With a unanimous 9-0 vote, the U.S. Supreme Court this week gave a welcome victory to certain private mail couriers.

The justices ruled that postal workers cannot challenge a U.S. Postal Service decision to allow competition for international deliveries. The ruling benefits private carriers who pick up mail in the United States and deliver it to post offices abroad.Postal worker unions filed suit in 1987 seeking to block a postal service regulation that gave unrestricted international mailing privileges to private companies. Such firms offered lower rates than the postal service.

The unions based their challenge on a law that requires the U.S. Postal Service to act in the public interest. They argued that the exemption for international carriers would cost the postal service $100 million a year in revenues, would result in loss of postal jobs and would benefit private business. Why benefiting private business should be considered illegal is hard to understand.

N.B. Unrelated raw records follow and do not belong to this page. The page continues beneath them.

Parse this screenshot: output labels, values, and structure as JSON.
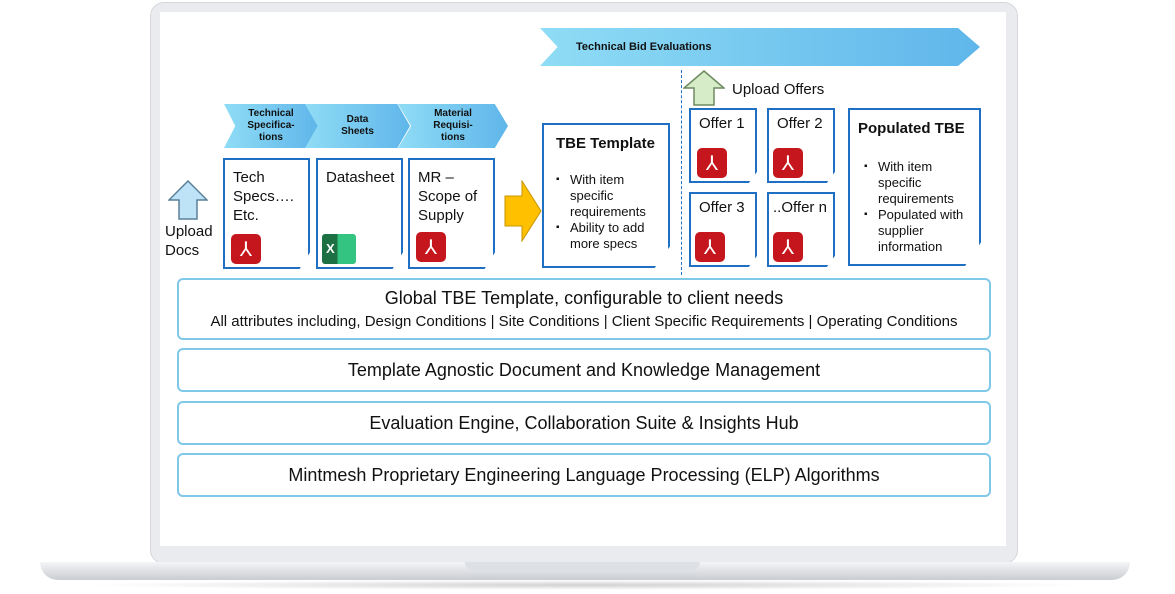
{
  "banner": {
    "title": "Technical Bid Evaluations"
  },
  "upload_docs": {
    "label_line1": "Upload",
    "label_line2": "Docs"
  },
  "upload_offers": {
    "label": "Upload Offers"
  },
  "stages": [
    {
      "label": "Technical Specifica-tions"
    },
    {
      "label": "Data Sheets"
    },
    {
      "label": "Material Requisi-tions"
    }
  ],
  "input_docs": [
    {
      "text": "Tech Specs…. Etc.",
      "icon": "pdf-icon"
    },
    {
      "text": "Datasheet",
      "icon": "excel-icon"
    },
    {
      "text": "MR – Scope of Supply",
      "icon": "pdf-icon"
    }
  ],
  "tbe_template": {
    "title": "TBE Template",
    "bullets": [
      "With item specific requirements",
      "Ability to add more specs"
    ]
  },
  "offers": [
    {
      "label": "Offer 1"
    },
    {
      "label": "Offer 2"
    },
    {
      "label": "Offer 3"
    },
    {
      "label": "..Offer n"
    }
  ],
  "populated_tbe": {
    "title": "Populated TBE",
    "bullets": [
      "With item specific requirements",
      "Populated with supplier information"
    ]
  },
  "layers": [
    {
      "title": "Global TBE Template, configurable to client needs",
      "subtitle": "All attributes including, Design Conditions | Site Conditions | Client Specific Requirements | Operating Conditions"
    },
    {
      "title": "Template Agnostic Document and Knowledge Management"
    },
    {
      "title": "Evaluation Engine, Collaboration Suite & Insights Hub"
    },
    {
      "title": "Mintmesh Proprietary Engineering Language Processing (ELP) Algorithms"
    }
  ],
  "colors": {
    "doc_border": "#1f6fc2",
    "pdf": "#c4161c",
    "excel": "#1d7044",
    "arrow_yellow": "#ffc000",
    "layer_border": "#7fc8e8"
  }
}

The Supreme Court justices correctly pointed out that Congress gave the postal service control over mail delivery to protect the public, not to secure postal employees' jobs. If the postal service wants to make exceptions to its monopoly, it can do so, since the law allows a suspension of the monopoly "where the public interest requires."

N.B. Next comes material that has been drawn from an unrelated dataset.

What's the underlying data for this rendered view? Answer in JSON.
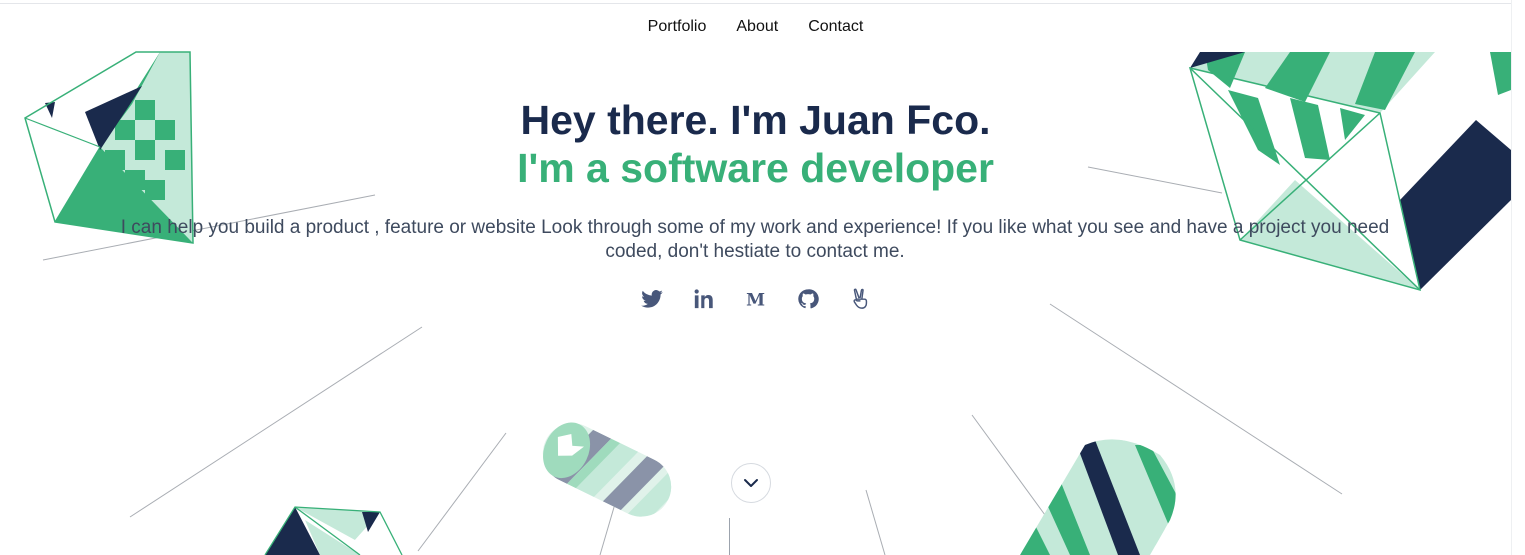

As of now, private firms can compete with the postal service in handling any packages, "extremely urgent" letters, and the overseas transfer of bulk mail.

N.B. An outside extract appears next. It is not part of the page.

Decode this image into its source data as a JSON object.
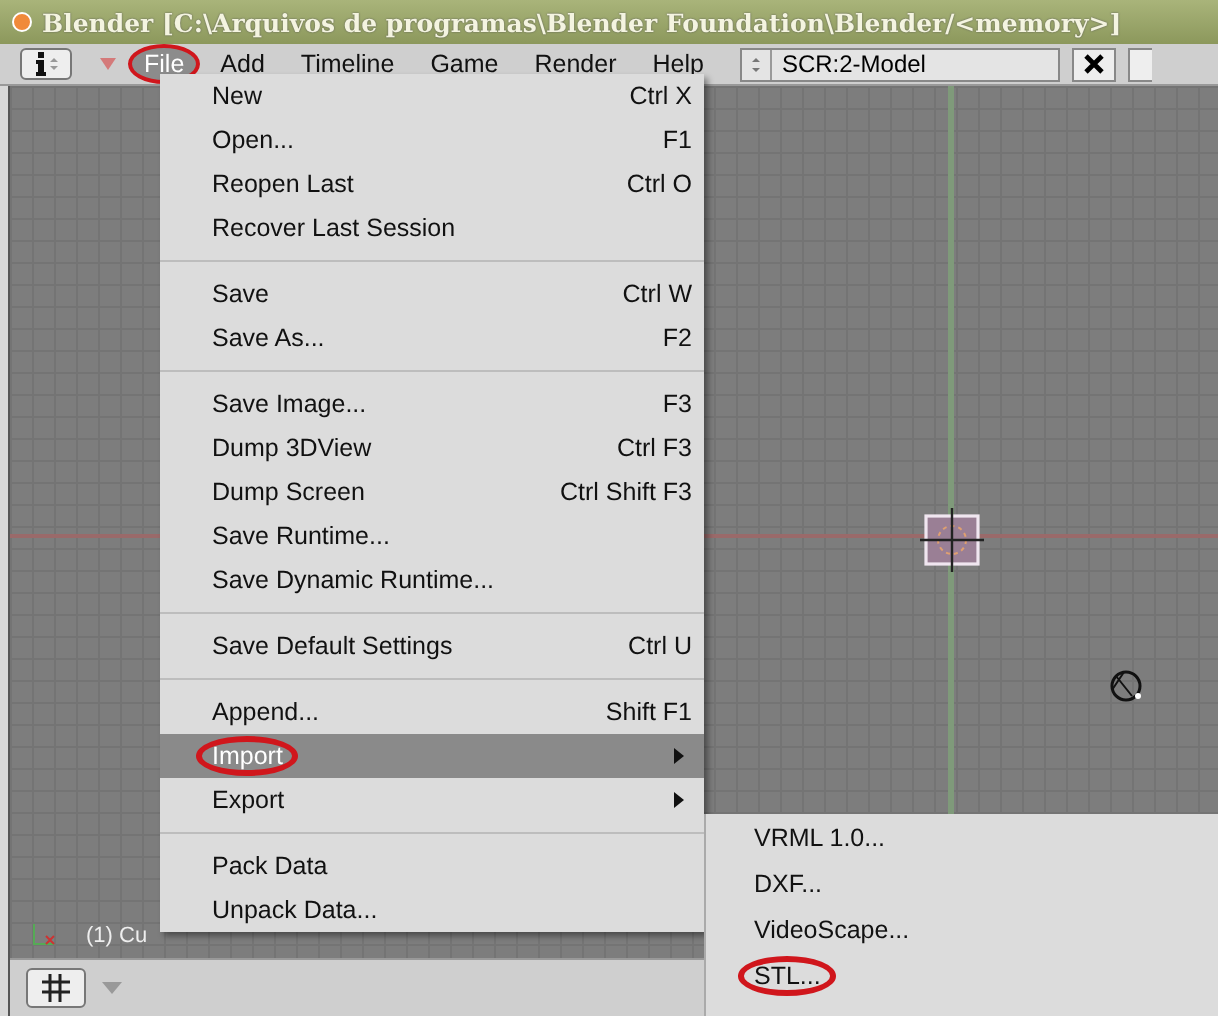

While the Supreme Court verdict was limited in scope, it does further secure the role of private companies in mail delivery. As this page and others have suggested in the past, the nation might be even better served if the entire mail delivery system were thrown open to private competition.

The Supreme Court decision doesn't allow that, but it does remove some potential roadblocks in the way of such a development.